──────── Extracted material
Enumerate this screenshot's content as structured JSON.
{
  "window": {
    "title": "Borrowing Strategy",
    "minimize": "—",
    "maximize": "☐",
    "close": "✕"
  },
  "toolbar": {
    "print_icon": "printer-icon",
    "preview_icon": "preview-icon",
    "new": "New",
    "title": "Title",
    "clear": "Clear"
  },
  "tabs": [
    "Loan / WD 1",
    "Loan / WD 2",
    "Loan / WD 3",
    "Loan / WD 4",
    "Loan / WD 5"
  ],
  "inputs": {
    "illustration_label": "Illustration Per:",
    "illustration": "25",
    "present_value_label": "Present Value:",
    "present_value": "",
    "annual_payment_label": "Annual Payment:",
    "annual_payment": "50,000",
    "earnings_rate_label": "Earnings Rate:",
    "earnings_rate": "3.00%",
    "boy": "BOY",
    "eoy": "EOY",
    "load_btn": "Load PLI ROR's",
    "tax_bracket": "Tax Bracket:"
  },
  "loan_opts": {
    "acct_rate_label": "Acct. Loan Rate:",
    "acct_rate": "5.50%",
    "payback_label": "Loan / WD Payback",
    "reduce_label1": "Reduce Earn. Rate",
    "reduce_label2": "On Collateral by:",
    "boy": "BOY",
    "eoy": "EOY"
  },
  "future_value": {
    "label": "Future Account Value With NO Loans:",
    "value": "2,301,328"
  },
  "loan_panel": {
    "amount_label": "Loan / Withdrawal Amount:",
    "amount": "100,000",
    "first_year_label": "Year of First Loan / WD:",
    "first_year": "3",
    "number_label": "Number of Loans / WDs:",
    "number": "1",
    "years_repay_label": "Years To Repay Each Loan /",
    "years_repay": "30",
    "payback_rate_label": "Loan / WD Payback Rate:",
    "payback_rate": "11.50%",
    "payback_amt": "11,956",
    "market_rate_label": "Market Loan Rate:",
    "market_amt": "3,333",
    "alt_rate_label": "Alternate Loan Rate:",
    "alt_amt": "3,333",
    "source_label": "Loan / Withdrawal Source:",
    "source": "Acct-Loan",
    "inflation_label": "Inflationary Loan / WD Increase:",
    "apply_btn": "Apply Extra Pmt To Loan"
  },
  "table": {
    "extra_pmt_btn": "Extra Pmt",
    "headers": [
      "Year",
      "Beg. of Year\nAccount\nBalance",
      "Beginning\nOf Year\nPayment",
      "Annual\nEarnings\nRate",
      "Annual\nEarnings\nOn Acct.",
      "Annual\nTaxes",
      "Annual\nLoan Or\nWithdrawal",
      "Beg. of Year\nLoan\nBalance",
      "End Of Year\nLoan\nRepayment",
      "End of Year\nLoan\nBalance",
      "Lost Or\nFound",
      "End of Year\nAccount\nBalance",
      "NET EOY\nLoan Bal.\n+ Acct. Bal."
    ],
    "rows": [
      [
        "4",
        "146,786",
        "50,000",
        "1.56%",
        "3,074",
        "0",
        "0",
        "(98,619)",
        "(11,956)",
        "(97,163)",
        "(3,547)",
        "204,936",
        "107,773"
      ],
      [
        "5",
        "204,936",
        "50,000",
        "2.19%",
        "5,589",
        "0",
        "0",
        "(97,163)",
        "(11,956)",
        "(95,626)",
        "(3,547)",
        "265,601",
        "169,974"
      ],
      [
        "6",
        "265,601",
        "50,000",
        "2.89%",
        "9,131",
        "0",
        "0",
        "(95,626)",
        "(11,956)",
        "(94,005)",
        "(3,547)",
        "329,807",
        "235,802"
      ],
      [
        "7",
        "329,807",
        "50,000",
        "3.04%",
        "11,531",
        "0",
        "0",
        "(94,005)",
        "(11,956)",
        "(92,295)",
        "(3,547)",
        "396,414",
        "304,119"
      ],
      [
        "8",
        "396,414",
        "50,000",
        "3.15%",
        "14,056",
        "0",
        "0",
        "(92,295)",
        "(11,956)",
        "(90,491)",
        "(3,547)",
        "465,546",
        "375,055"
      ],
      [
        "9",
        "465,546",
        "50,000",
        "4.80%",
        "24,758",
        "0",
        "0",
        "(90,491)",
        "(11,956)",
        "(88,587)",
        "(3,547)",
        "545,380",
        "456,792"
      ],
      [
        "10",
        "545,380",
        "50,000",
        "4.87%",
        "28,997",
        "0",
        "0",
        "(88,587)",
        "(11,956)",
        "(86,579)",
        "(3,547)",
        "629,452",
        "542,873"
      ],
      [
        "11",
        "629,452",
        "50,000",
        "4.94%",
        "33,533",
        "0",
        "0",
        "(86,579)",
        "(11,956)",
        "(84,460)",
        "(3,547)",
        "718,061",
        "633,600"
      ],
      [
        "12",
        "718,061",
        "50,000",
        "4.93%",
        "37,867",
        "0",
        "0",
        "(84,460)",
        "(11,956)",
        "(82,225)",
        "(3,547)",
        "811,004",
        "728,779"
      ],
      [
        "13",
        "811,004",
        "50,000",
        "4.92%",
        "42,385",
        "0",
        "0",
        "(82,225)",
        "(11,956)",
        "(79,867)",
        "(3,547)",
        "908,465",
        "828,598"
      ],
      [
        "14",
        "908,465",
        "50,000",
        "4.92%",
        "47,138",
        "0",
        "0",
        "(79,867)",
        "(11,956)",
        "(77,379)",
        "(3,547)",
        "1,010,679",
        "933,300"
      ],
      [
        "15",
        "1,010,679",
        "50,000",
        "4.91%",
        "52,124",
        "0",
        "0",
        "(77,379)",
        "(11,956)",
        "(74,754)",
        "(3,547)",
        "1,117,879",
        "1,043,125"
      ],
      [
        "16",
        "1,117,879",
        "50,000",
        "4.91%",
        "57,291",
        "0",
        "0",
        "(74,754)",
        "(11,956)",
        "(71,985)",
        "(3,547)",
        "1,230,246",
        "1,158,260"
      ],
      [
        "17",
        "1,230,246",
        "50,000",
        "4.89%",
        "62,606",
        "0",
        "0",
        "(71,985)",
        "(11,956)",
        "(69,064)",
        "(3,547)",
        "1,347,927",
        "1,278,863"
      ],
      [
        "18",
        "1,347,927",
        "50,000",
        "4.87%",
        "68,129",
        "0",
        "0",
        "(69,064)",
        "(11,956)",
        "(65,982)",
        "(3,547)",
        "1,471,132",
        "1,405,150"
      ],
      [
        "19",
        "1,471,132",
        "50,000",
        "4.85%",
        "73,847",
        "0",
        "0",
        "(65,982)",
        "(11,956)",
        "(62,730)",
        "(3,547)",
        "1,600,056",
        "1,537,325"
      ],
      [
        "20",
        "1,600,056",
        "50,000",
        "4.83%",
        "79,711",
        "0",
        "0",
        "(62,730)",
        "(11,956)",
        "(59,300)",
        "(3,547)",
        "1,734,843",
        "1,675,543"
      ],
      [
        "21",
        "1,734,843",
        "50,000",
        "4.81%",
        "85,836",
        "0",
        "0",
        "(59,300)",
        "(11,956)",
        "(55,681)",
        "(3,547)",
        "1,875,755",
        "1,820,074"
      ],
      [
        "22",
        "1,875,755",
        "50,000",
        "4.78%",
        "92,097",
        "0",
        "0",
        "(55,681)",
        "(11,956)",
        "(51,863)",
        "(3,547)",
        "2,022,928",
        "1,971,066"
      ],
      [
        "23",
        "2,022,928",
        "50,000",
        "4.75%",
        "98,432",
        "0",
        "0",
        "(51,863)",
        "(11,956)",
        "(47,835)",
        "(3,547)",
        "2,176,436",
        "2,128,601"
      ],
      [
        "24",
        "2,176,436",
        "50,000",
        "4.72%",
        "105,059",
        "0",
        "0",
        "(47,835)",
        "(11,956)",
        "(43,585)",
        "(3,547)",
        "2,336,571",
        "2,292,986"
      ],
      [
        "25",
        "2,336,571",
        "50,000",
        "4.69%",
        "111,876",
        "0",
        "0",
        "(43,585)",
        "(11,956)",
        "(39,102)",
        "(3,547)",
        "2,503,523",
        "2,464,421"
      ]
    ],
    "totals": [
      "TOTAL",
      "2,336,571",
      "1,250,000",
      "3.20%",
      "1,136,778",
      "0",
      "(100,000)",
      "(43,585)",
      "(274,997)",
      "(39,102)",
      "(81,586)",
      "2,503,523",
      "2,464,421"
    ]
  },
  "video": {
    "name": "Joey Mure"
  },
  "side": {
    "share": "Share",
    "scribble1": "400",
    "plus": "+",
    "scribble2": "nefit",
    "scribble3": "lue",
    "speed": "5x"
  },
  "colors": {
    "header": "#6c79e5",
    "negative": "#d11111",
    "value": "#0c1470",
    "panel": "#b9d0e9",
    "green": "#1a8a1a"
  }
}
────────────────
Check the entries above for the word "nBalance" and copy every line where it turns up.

      "Beg. of Year\nAccount\nBalance",
      "Beg. of Year\nLoan\nBalance",
      "End of Year\nLoan\nBalance",
      "End of Year\nAccount\nBalance",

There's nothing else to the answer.